** Input data follows **

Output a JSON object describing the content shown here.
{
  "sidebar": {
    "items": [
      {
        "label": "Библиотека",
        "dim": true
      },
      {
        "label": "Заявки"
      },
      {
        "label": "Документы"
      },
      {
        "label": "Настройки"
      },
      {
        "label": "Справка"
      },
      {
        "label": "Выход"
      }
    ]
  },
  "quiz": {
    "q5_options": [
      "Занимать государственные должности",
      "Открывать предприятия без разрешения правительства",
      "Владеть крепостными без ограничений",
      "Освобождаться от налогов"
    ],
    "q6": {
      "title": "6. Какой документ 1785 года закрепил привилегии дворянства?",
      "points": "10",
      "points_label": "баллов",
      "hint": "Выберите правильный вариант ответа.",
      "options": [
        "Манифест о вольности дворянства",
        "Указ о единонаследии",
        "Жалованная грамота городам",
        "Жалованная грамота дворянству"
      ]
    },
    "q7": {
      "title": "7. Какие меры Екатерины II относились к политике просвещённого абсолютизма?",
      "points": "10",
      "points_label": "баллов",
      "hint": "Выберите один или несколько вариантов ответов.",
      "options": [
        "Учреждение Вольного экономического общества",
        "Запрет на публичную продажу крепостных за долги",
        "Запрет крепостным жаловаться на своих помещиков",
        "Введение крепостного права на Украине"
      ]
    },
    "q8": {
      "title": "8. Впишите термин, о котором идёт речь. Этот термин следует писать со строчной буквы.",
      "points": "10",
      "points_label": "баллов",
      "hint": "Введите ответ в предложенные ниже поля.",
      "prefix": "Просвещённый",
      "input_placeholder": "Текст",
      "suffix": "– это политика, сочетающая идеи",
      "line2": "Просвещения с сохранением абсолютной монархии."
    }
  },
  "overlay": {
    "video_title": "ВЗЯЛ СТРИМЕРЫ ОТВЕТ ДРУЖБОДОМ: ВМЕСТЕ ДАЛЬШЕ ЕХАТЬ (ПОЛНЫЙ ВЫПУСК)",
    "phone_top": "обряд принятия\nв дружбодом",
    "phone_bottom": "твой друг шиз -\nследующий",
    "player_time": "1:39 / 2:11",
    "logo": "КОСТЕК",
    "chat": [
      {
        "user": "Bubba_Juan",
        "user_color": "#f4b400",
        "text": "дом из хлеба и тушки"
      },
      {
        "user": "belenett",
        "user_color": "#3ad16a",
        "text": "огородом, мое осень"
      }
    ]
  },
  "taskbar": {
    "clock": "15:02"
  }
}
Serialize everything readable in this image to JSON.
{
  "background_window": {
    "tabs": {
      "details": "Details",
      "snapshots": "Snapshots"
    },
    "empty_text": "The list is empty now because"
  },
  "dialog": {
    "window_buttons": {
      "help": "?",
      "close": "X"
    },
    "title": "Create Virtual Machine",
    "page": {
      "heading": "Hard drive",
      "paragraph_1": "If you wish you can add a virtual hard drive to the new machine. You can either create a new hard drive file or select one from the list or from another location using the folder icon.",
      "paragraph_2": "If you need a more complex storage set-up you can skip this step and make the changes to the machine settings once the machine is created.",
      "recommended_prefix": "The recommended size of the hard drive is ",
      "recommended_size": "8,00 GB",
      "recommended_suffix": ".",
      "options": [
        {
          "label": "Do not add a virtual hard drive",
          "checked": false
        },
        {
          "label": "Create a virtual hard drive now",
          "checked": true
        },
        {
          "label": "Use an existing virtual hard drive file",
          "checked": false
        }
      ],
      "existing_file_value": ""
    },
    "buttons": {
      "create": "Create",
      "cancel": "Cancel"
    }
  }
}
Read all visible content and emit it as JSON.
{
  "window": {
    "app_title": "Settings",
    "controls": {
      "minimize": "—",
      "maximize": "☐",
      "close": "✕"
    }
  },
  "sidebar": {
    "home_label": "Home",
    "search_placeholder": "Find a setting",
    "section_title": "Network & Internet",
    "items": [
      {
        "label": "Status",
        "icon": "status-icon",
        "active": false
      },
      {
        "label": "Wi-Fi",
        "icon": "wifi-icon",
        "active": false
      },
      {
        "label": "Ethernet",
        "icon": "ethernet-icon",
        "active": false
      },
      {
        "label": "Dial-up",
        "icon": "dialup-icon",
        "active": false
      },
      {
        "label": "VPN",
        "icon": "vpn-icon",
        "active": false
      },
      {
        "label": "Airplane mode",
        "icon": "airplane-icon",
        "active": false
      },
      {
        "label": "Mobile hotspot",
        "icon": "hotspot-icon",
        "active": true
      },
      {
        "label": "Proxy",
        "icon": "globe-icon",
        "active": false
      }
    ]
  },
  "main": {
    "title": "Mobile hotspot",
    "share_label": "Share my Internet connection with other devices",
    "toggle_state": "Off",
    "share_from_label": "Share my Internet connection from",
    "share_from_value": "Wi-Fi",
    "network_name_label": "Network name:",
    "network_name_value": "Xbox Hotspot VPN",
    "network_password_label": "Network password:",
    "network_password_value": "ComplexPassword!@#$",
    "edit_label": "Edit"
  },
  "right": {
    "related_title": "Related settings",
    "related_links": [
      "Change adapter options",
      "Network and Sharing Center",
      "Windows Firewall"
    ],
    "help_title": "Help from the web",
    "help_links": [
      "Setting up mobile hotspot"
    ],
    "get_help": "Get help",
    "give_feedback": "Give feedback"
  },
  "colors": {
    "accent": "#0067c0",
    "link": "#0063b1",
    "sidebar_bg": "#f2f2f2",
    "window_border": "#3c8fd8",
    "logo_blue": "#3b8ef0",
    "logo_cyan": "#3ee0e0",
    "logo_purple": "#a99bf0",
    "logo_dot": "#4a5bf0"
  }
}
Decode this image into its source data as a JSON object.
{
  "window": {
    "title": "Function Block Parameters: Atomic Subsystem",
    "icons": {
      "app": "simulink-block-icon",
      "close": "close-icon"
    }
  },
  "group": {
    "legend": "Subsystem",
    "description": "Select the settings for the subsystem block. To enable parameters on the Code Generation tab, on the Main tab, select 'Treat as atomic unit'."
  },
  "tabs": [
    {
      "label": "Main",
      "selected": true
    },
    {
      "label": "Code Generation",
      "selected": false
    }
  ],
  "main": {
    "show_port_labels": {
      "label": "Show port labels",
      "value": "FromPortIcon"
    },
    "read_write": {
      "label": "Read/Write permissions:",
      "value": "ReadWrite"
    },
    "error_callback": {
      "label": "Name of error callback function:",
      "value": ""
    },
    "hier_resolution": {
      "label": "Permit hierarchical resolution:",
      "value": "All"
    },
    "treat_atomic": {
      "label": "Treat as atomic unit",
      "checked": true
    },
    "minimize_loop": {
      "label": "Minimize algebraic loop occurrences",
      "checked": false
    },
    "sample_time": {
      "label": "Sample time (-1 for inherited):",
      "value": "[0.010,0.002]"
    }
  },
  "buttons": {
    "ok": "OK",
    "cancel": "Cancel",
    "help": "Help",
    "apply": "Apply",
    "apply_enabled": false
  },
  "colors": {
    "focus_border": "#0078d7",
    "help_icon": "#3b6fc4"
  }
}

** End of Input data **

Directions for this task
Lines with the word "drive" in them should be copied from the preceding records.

Task result
      "heading": "Hard drive",
      "paragraph_1": "If you wish you can add a virtual hard drive to the new machine. You can either create a new hard drive file or select one from the list or from another location using the folder icon.",
      "recommended_prefix": "The recommended size of the hard drive is ",
          "label": "Do not add a virtual hard drive",
          "label": "Create a virtual hard drive now",
          "label": "Use an existing virtual hard drive file",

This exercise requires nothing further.